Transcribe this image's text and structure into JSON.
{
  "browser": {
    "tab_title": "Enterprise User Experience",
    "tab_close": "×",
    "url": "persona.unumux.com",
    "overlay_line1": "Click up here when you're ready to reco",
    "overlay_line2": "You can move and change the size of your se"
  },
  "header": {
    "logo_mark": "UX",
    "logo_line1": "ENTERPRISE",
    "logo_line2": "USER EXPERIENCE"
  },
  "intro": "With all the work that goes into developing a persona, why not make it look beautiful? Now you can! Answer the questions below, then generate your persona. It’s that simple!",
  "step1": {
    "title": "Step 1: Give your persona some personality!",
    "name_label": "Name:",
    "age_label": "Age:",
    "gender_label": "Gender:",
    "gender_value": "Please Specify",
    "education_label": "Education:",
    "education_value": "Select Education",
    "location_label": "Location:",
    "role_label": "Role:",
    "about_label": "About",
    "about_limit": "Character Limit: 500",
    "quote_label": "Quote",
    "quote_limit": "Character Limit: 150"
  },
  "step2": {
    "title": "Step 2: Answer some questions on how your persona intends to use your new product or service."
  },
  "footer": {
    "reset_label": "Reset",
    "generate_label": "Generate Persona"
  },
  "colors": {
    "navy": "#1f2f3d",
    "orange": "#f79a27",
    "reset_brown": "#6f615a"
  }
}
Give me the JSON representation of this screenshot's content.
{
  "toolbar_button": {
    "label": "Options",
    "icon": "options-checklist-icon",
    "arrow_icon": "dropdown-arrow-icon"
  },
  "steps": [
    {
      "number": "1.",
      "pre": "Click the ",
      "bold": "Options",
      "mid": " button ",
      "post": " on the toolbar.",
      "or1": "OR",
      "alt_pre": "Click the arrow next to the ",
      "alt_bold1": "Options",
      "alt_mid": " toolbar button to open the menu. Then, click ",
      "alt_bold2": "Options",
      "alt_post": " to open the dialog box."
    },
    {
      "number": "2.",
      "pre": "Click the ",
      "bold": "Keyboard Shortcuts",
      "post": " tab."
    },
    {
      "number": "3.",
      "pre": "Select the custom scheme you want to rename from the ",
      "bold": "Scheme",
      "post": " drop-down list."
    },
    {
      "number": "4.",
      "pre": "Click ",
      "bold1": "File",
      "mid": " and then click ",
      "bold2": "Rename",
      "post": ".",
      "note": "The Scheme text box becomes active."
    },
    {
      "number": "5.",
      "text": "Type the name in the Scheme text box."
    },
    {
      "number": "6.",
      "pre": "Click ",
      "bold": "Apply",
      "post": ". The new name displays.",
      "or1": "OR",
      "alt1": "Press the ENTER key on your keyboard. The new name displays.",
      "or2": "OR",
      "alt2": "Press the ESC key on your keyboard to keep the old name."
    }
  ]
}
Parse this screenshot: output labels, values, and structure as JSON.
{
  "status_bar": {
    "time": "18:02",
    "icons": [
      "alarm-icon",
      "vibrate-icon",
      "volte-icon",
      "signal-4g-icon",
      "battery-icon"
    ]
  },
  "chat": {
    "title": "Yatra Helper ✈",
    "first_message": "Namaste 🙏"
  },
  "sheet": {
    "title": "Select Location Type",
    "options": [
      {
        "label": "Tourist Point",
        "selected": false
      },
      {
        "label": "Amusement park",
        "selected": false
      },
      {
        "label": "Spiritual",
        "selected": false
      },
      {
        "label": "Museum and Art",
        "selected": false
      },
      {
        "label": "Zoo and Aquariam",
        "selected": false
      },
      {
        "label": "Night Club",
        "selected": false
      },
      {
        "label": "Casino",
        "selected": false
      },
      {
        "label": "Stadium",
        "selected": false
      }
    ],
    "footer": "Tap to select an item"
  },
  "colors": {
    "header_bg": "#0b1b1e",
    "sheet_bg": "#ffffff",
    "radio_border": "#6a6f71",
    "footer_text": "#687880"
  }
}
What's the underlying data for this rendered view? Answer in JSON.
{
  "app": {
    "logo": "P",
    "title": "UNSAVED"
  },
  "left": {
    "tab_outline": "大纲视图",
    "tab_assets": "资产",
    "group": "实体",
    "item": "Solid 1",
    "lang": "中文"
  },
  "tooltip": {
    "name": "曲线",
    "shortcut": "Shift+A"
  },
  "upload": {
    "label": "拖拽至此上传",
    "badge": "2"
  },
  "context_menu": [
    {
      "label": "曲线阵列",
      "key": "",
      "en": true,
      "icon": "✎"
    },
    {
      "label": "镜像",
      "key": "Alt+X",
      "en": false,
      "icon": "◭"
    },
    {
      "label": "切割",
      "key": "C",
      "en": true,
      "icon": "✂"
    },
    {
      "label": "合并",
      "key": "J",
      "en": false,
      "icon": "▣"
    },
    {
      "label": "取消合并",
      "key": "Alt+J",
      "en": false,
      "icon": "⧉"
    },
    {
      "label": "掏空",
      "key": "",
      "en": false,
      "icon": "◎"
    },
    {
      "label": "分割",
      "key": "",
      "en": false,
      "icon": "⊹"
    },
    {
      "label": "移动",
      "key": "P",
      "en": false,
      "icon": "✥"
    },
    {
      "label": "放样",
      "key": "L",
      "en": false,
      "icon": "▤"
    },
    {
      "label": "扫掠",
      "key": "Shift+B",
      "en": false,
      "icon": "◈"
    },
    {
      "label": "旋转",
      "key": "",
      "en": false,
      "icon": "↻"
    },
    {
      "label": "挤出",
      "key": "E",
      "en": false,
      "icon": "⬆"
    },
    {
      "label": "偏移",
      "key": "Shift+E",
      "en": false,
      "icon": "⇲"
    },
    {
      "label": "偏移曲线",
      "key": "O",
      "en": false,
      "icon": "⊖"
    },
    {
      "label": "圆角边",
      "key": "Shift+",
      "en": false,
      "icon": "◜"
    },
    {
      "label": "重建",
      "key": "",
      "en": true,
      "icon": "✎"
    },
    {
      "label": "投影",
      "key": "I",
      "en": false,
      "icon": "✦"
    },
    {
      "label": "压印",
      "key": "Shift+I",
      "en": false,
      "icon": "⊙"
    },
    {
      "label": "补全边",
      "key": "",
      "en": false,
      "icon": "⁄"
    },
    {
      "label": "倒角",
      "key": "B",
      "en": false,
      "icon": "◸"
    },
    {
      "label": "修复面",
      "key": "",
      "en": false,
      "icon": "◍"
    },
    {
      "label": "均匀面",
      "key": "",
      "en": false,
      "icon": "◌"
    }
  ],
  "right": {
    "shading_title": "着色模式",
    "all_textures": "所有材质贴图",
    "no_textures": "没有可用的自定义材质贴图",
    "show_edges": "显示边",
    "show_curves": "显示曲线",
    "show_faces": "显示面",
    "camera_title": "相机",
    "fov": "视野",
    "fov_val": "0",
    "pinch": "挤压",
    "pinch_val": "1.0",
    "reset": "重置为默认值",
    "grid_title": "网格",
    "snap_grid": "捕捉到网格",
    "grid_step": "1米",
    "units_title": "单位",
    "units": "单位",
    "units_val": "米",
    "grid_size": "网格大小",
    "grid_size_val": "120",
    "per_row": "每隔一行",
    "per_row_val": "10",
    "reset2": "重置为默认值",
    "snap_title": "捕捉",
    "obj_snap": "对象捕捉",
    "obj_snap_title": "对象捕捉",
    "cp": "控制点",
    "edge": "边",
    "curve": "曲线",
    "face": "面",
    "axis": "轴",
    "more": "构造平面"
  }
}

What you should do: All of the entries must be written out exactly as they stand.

Output:
Transcribe this image's text and structure into JSON.
{
  "browser": {
    "tab_title": "Enterprise User Experience",
    "tab_close": "×",
    "url": "persona.unumux.com",
    "overlay_line1": "Click up here when you're ready to reco",
    "overlay_line2": "You can move and change the size of your se"
  },
  "header": {
    "logo_mark": "UX",
    "logo_line1": "ENTERPRISE",
    "logo_line2": "USER EXPERIENCE"
  },
  "intro": "With all the work that goes into developing a persona, why not make it look beautiful? Now you can! Answer the questions below, then generate your persona. It’s that simple!",
  "step1": {
    "title": "Step 1: Give your persona some personality!",
    "name_label": "Name:",
    "age_label": "Age:",
    "gender_label": "Gender:",
    "gender_value": "Please Specify",
    "education_label": "Education:",
    "education_value": "Select Education",
    "location_label": "Location:",
    "role_label": "Role:",
    "about_label": "About",
    "about_limit": "Character Limit: 500",
    "quote_label": "Quote",
    "quote_limit": "Character Limit: 150"
  },
  "step2": {
    "title": "Step 2: Answer some questions on how your persona intends to use your new product or service."
  },
  "footer": {
    "reset_label": "Reset",
    "generate_label": "Generate Persona"
  },
  "colors": {
    "navy": "#1f2f3d",
    "orange": "#f79a27",
    "reset_brown": "#6f615a"
  }
}
Give me the JSON representation of this screenshot's content.
{
  "toolbar_button": {
    "label": "Options",
    "icon": "options-checklist-icon",
    "arrow_icon": "dropdown-arrow-icon"
  },
  "steps": [
    {
      "number": "1.",
      "pre": "Click the ",
      "bold": "Options",
      "mid": " button ",
      "post": " on the toolbar.",
      "or1": "OR",
      "alt_pre": "Click the arrow next to the ",
      "alt_bold1": "Options",
      "alt_mid": " toolbar button to open the menu. Then, click ",
      "alt_bold2": "Options",
      "alt_post": " to open the dialog box."
    },
    {
      "number": "2.",
      "pre": "Click the ",
      "bold": "Keyboard Shortcuts",
      "post": " tab."
    },
    {
      "number": "3.",
      "pre": "Select the custom scheme you want to rename from the ",
      "bold": "Scheme",
      "post": " drop-down list."
    },
    {
      "number": "4.",
      "pre": "Click ",
      "bold1": "File",
      "mid": " and then click ",
      "bold2": "Rename",
      "post": ".",
      "note": "The Scheme text box becomes active."
    },
    {
      "number": "5.",
      "text": "Type the name in the Scheme text box."
    },
    {
      "number": "6.",
      "pre": "Click ",
      "bold": "Apply",
      "post": ". The new name displays.",
      "or1": "OR",
      "alt1": "Press the ENTER key on your keyboard. The new name displays.",
      "or2": "OR",
      "alt2": "Press the ESC key on your keyboard to keep the old name."
    }
  ]
}
Parse this screenshot: output labels, values, and structure as JSON.
{
  "status_bar": {
    "time": "18:02",
    "icons": [
      "alarm-icon",
      "vibrate-icon",
      "volte-icon",
      "signal-4g-icon",
      "battery-icon"
    ]
  },
  "chat": {
    "title": "Yatra Helper ✈",
    "first_message": "Namaste 🙏"
  },
  "sheet": {
    "title": "Select Location Type",
    "options": [
      {
        "label": "Tourist Point",
        "selected": false
      },
      {
        "label": "Amusement park",
        "selected": false
      },
      {
        "label": "Spiritual",
        "selected": false
      },
      {
        "label": "Museum and Art",
        "selected": false
      },
      {
        "label": "Zoo and Aquariam",
        "selected": false
      },
      {
        "label": "Night Club",
        "selected": false
      },
      {
        "label": "Casino",
        "selected": false
      },
      {
        "label": "Stadium",
        "selected": false
      }
    ],
    "footer": "Tap to select an item"
  },
  "colors": {
    "header_bg": "#0b1b1e",
    "sheet_bg": "#ffffff",
    "radio_border": "#6a6f71",
    "footer_text": "#687880"
  }
}
What's the underlying data for this rendered view? Answer in JSON.
{
  "app": {
    "logo": "P",
    "title": "UNSAVED"
  },
  "left": {
    "tab_outline": "大纲视图",
    "tab_assets": "资产",
    "group": "实体",
    "item": "Solid 1",
    "lang": "中文"
  },
  "tooltip": {
    "name": "曲线",
    "shortcut": "Shift+A"
  },
  "upload": {
    "label": "拖拽至此上传",
    "badge": "2"
  },
  "context_menu": [
    {
      "label": "曲线阵列",
      "key": "",
      "en": true,
      "icon": "✎"
    },
    {
      "label": "镜像",
      "key": "Alt+X",
      "en": false,
      "icon": "◭"
    },
    {
      "label": "切割",
      "key": "C",
      "en": true,
      "icon": "✂"
    },
    {
      "label": "合并",
      "key": "J",
      "en": false,
      "icon": "▣"
    },
    {
      "label": "取消合并",
      "key": "Alt+J",
      "en": false,
      "icon": "⧉"
    },
    {
      "label": "掏空",
      "key": "",
      "en": false,
      "icon": "◎"
    },
    {
      "label": "分割",
      "key": "",
      "en": false,
      "icon": "⊹"
    },
    {
      "label": "移动",
      "key": "P",
      "en": false,
      "icon": "✥"
    },
    {
      "label": "放样",
      "key": "L",
      "en": false,
      "icon": "▤"
    },
    {
      "label": "扫掠",
      "key": "Shift+B",
      "en": false,
      "icon": "◈"
    },
    {
      "label": "旋转",
      "key": "",
      "en": false,
      "icon": "↻"
    },
    {
      "label": "挤出",
      "key": "E",
      "en": false,
      "icon": "⬆"
    },
    {
      "label": "偏移",
      "key": "Shift+E",
      "en": false,
      "icon": "⇲"
    },
    {
      "label": "偏移曲线",
      "key": "O",
      "en": false,
      "icon": "⊖"
    },
    {
      "label": "圆角边",
      "key": "Shift+",
      "en": false,
      "icon": "◜"
    },
    {
      "label": "重建",
      "key": "",
      "en": true,
      "icon": "✎"
    },
    {
      "label": "投影",
      "key": "I",
      "en": false,
      "icon": "✦"
    },
    {
      "label": "压印",
      "key": "Shift+I",
      "en": false,
      "icon": "⊙"
    },
    {
      "label": "补全边",
      "key": "",
      "en": false,
      "icon": "⁄"
    },
    {
      "label": "倒角",
      "key": "B",
      "en": false,
      "icon": "◸"
    },
    {
      "label": "修复面",
      "key": "",
      "en": false,
      "icon": "◍"
    },
    {
      "label": "均匀面",
      "key": "",
      "en": false,
      "icon": "◌"
    }
  ],
  "right": {
    "shading_title": "着色模式",
    "all_textures": "所有材质贴图",
    "no_textures": "没有可用的自定义材质贴图",
    "show_edges": "显示边",
    "show_curves": "显示曲线",
    "show_faces": "显示面",
    "camera_title": "相机",
    "fov": "视野",
    "fov_val": "0",
    "pinch": "挤压",
    "pinch_val": "1.0",
    "reset": "重置为默认值",
    "grid_title": "网格",
    "snap_grid": "捕捉到网格",
    "grid_step": "1米",
    "units_title": "单位",
    "units": "单位",
    "units_val": "米",
    "grid_size": "网格大小",
    "grid_size_val": "120",
    "per_row": "每隔一行",
    "per_row_val": "10",
    "reset2": "重置为默认值",
    "snap_title": "捕捉",
    "obj_snap": "对象捕捉",
    "obj_snap_title": "对象捕捉",
    "cp": "控制点",
    "edge": "边",
    "curve": "曲线",
    "face": "面",
    "axis": "轴",
    "more": "构造平面"
  }
}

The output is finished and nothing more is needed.